▶ **Work instruction**: In the data below, how many lines include the word "datetime"? Give only the number.

▶ **Supplied entries**:
▬▬▬▬▬▬▬▬▬▬
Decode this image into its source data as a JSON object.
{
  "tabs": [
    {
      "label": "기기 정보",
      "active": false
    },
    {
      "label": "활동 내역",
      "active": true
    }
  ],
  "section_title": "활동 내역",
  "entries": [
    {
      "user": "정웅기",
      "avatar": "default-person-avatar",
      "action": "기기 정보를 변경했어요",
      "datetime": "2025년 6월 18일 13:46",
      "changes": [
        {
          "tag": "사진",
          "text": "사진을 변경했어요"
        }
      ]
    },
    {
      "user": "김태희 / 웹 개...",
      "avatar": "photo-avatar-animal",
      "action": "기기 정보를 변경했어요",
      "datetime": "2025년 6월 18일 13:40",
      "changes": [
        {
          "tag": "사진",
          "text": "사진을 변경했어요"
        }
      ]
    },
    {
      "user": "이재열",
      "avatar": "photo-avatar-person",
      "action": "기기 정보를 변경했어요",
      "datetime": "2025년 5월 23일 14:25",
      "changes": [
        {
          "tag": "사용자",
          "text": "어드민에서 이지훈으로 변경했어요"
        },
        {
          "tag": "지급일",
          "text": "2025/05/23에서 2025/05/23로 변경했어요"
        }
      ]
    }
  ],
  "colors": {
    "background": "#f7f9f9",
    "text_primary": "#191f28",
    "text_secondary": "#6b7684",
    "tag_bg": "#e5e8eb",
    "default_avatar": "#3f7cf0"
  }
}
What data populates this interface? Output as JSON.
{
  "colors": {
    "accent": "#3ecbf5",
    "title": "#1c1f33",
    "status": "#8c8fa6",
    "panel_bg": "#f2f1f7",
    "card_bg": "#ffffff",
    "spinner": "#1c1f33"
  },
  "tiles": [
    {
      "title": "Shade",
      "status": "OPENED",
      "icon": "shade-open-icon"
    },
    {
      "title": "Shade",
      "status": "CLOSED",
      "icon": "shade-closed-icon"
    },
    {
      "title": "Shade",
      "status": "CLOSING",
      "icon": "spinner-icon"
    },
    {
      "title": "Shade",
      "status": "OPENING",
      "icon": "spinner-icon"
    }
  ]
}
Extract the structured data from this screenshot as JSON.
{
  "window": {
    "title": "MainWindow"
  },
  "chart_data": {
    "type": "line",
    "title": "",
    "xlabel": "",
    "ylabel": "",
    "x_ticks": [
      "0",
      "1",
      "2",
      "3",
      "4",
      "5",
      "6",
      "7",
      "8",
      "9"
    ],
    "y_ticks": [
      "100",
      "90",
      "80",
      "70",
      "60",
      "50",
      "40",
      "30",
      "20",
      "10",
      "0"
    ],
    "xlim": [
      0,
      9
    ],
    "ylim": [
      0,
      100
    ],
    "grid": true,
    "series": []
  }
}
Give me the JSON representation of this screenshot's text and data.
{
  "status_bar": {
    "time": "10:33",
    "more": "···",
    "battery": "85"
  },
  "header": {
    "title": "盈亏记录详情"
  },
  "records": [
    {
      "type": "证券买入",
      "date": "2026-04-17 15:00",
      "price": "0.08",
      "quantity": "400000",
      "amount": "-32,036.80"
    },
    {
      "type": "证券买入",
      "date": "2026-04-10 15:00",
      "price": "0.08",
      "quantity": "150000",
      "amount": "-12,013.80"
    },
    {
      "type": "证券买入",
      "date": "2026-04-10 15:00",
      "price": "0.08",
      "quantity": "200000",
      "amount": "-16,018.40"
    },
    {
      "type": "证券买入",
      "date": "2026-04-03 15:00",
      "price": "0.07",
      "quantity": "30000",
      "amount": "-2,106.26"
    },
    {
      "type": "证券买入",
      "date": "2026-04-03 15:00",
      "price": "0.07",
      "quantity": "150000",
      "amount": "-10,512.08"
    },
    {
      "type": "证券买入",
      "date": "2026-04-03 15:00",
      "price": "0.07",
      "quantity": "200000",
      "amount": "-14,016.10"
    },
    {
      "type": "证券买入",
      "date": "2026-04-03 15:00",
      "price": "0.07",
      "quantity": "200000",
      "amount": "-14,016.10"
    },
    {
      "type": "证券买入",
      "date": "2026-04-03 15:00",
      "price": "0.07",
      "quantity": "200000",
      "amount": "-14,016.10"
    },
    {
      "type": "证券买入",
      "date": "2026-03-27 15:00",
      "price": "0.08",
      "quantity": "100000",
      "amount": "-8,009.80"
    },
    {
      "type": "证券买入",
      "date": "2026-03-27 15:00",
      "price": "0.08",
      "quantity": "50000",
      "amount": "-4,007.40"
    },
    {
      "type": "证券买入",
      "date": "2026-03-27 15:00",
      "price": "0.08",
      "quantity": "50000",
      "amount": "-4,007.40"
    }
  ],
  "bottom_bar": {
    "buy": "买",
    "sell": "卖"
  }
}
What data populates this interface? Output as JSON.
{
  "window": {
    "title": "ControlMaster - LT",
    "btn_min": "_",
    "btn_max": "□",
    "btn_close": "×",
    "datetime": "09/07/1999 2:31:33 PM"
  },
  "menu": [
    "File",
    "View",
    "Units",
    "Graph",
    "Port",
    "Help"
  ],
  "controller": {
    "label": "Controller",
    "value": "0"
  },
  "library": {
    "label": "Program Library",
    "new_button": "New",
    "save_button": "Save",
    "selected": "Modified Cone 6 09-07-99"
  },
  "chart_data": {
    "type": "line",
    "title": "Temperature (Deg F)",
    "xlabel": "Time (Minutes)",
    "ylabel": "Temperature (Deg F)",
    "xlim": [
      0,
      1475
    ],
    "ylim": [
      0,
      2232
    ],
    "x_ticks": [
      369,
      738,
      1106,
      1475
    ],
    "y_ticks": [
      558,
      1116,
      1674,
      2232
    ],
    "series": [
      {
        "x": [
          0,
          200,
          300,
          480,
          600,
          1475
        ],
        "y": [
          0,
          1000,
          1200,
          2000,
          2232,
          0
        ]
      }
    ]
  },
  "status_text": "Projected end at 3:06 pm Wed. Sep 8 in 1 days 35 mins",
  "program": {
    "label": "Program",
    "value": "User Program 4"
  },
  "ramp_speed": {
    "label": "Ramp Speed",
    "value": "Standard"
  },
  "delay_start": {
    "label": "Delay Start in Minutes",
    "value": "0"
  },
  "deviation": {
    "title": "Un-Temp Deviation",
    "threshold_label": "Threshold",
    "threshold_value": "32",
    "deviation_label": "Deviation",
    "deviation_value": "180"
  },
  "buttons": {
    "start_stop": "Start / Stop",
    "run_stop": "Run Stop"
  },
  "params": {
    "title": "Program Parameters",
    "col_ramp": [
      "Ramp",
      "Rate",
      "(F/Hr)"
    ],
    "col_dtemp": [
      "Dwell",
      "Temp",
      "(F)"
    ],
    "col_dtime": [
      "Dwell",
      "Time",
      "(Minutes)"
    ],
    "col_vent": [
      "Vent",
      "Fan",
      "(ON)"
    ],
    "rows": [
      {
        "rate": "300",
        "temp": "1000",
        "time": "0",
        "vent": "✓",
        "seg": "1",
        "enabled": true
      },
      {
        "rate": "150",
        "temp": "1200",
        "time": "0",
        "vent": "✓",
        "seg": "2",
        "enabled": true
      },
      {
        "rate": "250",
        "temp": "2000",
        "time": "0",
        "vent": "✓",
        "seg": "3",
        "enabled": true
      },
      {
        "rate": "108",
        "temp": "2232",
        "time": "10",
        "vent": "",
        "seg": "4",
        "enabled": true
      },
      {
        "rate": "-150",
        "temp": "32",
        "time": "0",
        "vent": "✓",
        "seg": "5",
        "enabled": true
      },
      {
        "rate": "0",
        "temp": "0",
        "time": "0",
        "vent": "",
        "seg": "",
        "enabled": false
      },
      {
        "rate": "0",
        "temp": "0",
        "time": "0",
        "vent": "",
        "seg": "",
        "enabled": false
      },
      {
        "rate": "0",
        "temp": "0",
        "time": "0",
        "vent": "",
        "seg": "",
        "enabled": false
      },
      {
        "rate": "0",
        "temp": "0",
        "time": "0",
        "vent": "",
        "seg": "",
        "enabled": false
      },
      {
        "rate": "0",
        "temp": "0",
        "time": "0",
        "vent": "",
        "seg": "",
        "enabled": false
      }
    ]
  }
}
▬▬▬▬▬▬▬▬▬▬
▶ **Answer to this task**: 4